• **Work order**:
Look through the records, and whenever a line includes the word "JSON", copy it.

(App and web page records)
********
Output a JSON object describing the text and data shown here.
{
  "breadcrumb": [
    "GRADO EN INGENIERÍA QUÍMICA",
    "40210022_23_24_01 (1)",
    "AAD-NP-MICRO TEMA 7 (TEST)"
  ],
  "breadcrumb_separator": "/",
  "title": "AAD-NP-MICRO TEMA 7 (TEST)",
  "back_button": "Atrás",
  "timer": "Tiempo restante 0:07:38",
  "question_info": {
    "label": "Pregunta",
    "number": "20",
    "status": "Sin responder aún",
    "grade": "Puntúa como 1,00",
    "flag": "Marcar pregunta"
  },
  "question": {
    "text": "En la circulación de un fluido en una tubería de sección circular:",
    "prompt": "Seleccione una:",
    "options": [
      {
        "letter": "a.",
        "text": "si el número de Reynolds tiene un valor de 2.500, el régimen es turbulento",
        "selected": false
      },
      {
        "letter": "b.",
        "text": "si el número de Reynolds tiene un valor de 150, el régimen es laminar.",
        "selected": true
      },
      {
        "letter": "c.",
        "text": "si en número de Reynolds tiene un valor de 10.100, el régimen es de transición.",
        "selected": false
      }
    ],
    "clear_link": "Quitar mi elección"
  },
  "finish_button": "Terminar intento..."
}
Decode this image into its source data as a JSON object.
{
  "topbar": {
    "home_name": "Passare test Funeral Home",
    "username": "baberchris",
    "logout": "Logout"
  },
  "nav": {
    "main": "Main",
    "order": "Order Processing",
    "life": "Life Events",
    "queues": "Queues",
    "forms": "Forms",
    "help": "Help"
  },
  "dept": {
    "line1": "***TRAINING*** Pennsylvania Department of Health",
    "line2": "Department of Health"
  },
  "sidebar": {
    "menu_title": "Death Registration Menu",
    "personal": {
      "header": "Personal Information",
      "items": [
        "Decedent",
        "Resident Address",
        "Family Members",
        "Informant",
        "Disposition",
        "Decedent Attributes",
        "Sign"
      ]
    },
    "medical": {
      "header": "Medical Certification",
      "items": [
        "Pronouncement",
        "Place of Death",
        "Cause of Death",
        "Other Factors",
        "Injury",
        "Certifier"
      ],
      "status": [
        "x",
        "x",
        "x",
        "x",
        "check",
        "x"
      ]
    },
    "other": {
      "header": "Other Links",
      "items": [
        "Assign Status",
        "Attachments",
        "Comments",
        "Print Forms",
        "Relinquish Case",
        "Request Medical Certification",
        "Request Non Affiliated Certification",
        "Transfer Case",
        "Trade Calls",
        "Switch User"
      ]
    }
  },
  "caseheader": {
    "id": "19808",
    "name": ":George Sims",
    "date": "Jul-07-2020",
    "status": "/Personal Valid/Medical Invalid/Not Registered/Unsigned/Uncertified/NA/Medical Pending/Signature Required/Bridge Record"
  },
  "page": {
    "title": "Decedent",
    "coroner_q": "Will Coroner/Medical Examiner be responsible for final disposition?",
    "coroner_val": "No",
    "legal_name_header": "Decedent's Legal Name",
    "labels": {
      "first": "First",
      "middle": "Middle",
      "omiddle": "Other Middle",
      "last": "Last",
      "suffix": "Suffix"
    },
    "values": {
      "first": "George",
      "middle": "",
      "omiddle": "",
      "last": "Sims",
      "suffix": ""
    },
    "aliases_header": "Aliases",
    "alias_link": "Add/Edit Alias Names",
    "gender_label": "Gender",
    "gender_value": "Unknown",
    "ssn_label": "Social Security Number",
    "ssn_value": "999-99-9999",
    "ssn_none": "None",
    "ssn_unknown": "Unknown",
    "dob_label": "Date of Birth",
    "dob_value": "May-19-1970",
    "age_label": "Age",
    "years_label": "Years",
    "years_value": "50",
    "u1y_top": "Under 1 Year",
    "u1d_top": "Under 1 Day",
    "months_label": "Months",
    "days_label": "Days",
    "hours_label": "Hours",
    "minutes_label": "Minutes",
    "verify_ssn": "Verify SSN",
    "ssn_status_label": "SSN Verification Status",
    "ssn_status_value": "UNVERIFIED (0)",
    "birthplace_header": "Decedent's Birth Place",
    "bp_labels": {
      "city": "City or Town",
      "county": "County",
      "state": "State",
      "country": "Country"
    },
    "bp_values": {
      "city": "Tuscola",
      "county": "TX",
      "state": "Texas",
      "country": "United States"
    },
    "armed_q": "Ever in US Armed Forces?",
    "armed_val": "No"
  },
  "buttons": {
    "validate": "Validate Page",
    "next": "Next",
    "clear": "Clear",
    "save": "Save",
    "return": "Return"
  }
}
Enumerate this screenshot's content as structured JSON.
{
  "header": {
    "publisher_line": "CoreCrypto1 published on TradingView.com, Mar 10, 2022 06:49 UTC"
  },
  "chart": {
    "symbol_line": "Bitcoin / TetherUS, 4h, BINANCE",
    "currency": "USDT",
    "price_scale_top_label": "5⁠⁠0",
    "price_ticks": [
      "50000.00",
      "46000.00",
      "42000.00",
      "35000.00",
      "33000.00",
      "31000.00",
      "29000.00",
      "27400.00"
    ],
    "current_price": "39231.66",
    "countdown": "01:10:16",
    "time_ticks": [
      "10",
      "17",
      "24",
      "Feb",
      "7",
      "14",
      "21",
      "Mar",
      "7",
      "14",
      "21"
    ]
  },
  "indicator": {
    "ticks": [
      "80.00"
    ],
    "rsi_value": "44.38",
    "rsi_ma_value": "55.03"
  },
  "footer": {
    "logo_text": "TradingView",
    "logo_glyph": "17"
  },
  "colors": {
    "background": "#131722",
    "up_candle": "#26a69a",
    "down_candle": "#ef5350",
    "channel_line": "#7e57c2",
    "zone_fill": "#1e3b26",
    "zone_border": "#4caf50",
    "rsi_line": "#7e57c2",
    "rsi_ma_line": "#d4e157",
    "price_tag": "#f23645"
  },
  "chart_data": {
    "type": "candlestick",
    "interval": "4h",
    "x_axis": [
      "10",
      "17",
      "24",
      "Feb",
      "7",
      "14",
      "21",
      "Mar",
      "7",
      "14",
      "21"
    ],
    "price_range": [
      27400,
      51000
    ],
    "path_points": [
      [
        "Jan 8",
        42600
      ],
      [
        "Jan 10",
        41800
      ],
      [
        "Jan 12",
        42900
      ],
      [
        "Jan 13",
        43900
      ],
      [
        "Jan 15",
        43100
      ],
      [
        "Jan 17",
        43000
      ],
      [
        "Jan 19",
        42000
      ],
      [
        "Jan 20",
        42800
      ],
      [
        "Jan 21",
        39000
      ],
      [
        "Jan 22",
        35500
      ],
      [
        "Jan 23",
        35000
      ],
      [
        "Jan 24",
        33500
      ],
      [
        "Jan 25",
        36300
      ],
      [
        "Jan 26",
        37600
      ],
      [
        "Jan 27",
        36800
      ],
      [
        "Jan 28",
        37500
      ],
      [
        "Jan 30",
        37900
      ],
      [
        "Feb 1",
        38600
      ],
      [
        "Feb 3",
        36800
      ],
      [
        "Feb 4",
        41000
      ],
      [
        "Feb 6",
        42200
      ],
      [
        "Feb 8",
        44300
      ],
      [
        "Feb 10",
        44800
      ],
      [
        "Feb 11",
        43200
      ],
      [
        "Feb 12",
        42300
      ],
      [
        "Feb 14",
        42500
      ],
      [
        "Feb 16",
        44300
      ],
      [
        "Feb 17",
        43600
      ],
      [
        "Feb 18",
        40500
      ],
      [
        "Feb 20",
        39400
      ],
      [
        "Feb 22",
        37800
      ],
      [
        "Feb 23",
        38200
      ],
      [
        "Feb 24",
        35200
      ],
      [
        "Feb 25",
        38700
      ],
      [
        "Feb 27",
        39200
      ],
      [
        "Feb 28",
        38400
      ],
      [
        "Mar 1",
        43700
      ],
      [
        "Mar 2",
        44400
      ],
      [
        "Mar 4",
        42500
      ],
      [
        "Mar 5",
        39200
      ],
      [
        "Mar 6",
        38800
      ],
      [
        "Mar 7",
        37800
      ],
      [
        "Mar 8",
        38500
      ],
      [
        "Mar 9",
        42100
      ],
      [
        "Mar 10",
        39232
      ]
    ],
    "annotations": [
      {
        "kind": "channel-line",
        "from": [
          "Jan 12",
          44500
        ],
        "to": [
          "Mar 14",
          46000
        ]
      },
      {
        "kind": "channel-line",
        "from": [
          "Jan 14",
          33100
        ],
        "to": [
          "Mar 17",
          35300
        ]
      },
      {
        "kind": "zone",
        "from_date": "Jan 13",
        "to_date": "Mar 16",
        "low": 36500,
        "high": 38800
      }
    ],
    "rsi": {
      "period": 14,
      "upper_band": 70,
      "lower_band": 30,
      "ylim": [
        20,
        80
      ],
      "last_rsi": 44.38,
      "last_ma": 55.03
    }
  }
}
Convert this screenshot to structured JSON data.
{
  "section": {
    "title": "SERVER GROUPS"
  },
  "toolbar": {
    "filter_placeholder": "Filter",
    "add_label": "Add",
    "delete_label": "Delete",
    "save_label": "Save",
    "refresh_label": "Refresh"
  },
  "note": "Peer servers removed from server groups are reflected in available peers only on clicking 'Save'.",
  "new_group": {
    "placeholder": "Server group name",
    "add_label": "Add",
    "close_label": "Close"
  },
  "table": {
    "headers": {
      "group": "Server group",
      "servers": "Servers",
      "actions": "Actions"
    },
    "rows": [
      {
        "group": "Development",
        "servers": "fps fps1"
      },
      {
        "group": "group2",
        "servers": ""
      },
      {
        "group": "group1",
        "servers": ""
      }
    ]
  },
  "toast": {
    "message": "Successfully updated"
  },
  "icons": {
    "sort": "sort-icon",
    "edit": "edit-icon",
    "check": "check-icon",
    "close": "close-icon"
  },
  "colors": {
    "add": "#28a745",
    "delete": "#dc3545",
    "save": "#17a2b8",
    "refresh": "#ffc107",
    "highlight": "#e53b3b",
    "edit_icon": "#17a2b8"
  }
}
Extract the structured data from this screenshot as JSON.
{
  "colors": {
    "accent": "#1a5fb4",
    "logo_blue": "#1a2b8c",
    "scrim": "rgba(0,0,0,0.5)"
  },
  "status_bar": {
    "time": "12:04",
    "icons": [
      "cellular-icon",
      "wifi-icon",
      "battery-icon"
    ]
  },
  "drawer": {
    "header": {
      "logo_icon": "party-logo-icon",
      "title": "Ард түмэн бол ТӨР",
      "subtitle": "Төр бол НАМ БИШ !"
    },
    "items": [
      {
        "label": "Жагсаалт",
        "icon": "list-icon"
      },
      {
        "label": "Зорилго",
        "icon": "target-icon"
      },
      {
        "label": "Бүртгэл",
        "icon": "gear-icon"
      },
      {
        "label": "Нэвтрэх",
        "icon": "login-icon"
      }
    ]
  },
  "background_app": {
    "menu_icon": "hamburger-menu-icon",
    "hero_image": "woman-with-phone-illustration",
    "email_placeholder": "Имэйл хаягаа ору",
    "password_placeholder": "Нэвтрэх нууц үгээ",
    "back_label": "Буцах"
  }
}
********
• **Response to this task**:
Output a JSON object describing the text and data shown here.
Decode this image into its source data as a JSON object.
Enumerate this screenshot's content as structured JSON.
Convert this screenshot to structured JSON data.
Extract the structured data from this screenshot as JSON.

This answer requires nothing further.